Replacing a damaged laminate plank is a bit more complicated than fixing minor water damage. But with some patience and effort, you can make your laminate floor look as good as new.
Prevent Future Water Damage to Laminate Floors
Laminate flooring is an excellent choice for any homeowner who wants a durable and cost-effective floor that looks beautiful. However, laminate floors can be susceptible to water damage, and if not properly maintained, that damage can lead to costly repairs. Here are some tips on how to prevent future water damage to your laminate floors:
1. Avoid Excessive Moisture
The first and most important step in preventing water damage to your laminate floors is to avoid excessive moisture.

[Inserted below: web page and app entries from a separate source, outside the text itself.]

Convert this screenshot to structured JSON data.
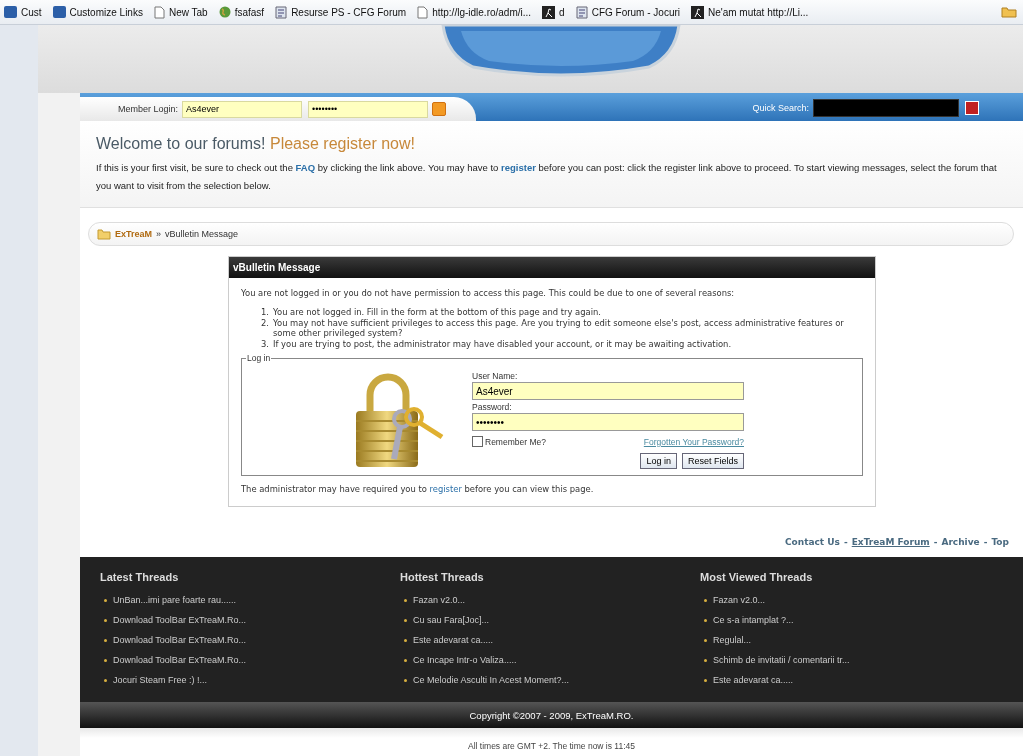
{
  "bookmarks": [
    {
      "label": "Cust",
      "kind": "m"
    },
    {
      "label": "Customize Links",
      "kind": "m"
    },
    {
      "label": "New Tab",
      "kind": "page"
    },
    {
      "label": "fsafasf",
      "kind": "globe"
    },
    {
      "label": "Resurse PS - CFG Forum",
      "kind": "doc"
    },
    {
      "label": "http://lg-idle.ro/adm/i...",
      "kind": "page"
    },
    {
      "label": "d",
      "kind": "k"
    },
    {
      "label": "CFG Forum - Jocuri",
      "kind": "doc"
    },
    {
      "label": "Ne'am mutat http://Li...",
      "kind": "k"
    }
  ],
  "member_login": {
    "label": "Member Login:",
    "username": "As4ever",
    "password": "••••••••"
  },
  "quick_search": {
    "label": "Quick Search:"
  },
  "welcome": {
    "title": "Welcome to our forums!",
    "highlight": "Please register now!",
    "parts": [
      {
        "kind": "text",
        "text": "If this is your first visit, be sure to check out the "
      },
      {
        "kind": "link",
        "text": "FAQ"
      },
      {
        "kind": "text",
        "text": " by clicking the link above. You may have to "
      },
      {
        "kind": "link",
        "text": "register"
      },
      {
        "kind": "text",
        "text": " before you can post: click the register link above to proceed. To start viewing messages, select the forum that you want to visit from the selection below."
      }
    ]
  },
  "breadcrumb": {
    "home": "ExTreaM",
    "separator": "»",
    "current": "vBulletin Message"
  },
  "message": {
    "title": "vBulletin Message",
    "intro": "You are not logged in or you do not have permission to access this page. This could be due to one of several reasons:",
    "reasons": [
      {
        "number": "1.",
        "text": "You are not logged in. Fill in the form at the bottom of this page and try again."
      },
      {
        "number": "2.",
        "text": "You may not have sufficient privileges to access this page. Are you trying to edit someone else's post, access administrative features or some other privileged system?"
      },
      {
        "number": "3.",
        "text": "If you are trying to post, the administrator may have disabled your account, or it may be awaiting activation."
      }
    ],
    "login": {
      "legend": "Log in",
      "user_label": "User Name:",
      "user_value": "As4ever",
      "pass_label": "Password:",
      "pass_value": "••••••••",
      "remember_label": "Remember Me?",
      "remember_checked": false,
      "forgot": "Forgotten Your Password?",
      "buttons": [
        "Log in",
        "Reset Fields"
      ]
    },
    "note_parts": [
      {
        "kind": "text",
        "text": "The administrator may have required you to "
      },
      {
        "kind": "link",
        "text": "register"
      },
      {
        "kind": "text",
        "text": " before you can view this page."
      }
    ]
  },
  "footer_separator": "-",
  "footer_links": [
    {
      "text": "Contact Us",
      "underlined": false
    },
    {
      "text": "ExTreaM Forum",
      "underlined": true
    },
    {
      "text": "Archive",
      "underlined": false
    },
    {
      "text": "Top",
      "underlined": false
    }
  ],
  "thread_columns": [
    {
      "title": "Latest Threads",
      "items": [
        "UnBan...imi pare foarte rau......",
        "Download ToolBar ExTreaM.Ro...",
        "Download ToolBar ExTreaM.Ro...",
        "Download ToolBar ExTreaM.Ro...",
        "Jocuri Steam Free :) !..."
      ]
    },
    {
      "title": "Hottest Threads",
      "items": [
        "Fazan v2.0...",
        "Cu sau Fara[Joc]...",
        "Este adevarat ca.....",
        "Ce Incape Intr-o Valiza.....",
        "Ce Melodie Asculti In Acest Moment?..."
      ]
    },
    {
      "title": "Most Viewed Threads",
      "items": [
        "Fazan v2.0...",
        "Ce s-a intamplat ?...",
        "Regulal...",
        "Schimb de invitatii / comentarii tr...",
        "Este adevarat ca....."
      ]
    }
  ],
  "copyright": "Copyright ©2007 - 2009, ExTreaM.RO.",
  "time_note": "All times are GMT +2. The time now is 11:45"
}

Laminate floors are made up of layers that can be damaged if exposed to standing water or excessive moisture over time. To avoid this, make sure you quickly clean up any spills or water from wet shoes or pet bowls.
Additionally, avoid using wet mops or steam cleaners on your laminate floors. Instead, use a dry mop or a slightly damp mop with a gentle cleaner that is designed for laminate floors. You should also use rugs in high traffic areas to help absorb moisture and prevent it from seeping into the laminate flooring.
2. Seal the Joints
Laminate flooring has tongue and groove joints that click together when installed. These joints can be vulnerable to water infiltration if not properly sealed. To prevent this, you can use a sealant on the joints to keep out moisture. Make sure to use sealant that is specifically designed for use on laminate floors.
It’s also important to make sure that the edges of the flooring are properly sealed against the baseboards. This can be done with caulking or baseboard trim along the edges of the floor. Proper sealing will help prevent moisture from seeping into the laminate flooring from the edges.
3. Control the Humidity
Another important factor in preventing water damage to your laminate floors is controlling the humidity levels in your home. High humidity levels can cause the laminate flooring to expand and buckle. Make sure to keep the humidity levels in your home between 30% and 50% to prevent damage to your laminate floors and to help maintain good air quality.
You can use dehumidifiers to reduce humidity levels in your home, particularly in areas that are prone to excess moisture, such as the basement or bathroom. Additionally, make sure to use proper ventilation in high humidity areas to help prevent moisture buildup.
4. Use Mats and Rugs
One of the simplest ways to prevent water damage to your laminate floors is by using mats and rugs in high traffic areas such as entryways and in front of sinks and stoves. These mats and rugs will help to absorb any excess water or moisture, preventing it from seeping into your laminate floors. You can also use mats and rugs in areas where your pets eat and drink to protect your flooring from spills.
5. Regular Cleaning and Maintenance
Finally, regular cleaning and maintenance are essential for keeping your laminate floors in good condition and preventing water damage. Sweep or vacuum your floors regularly to remove dirt and debris that can scratch or damage the laminate surface.
When cleaning, avoid using abrasive cleaners or tools such as steel wool that can scratch or damage the surface of your laminate flooring. Instead, use a soft microfiber mop or a slightly damp cloth with a gentle cleaner that is specifically designed for laminate floors.
By following these simple steps, you can prevent water damage to your laminate floors and help ensure that they remain beautiful and durable for many years to come.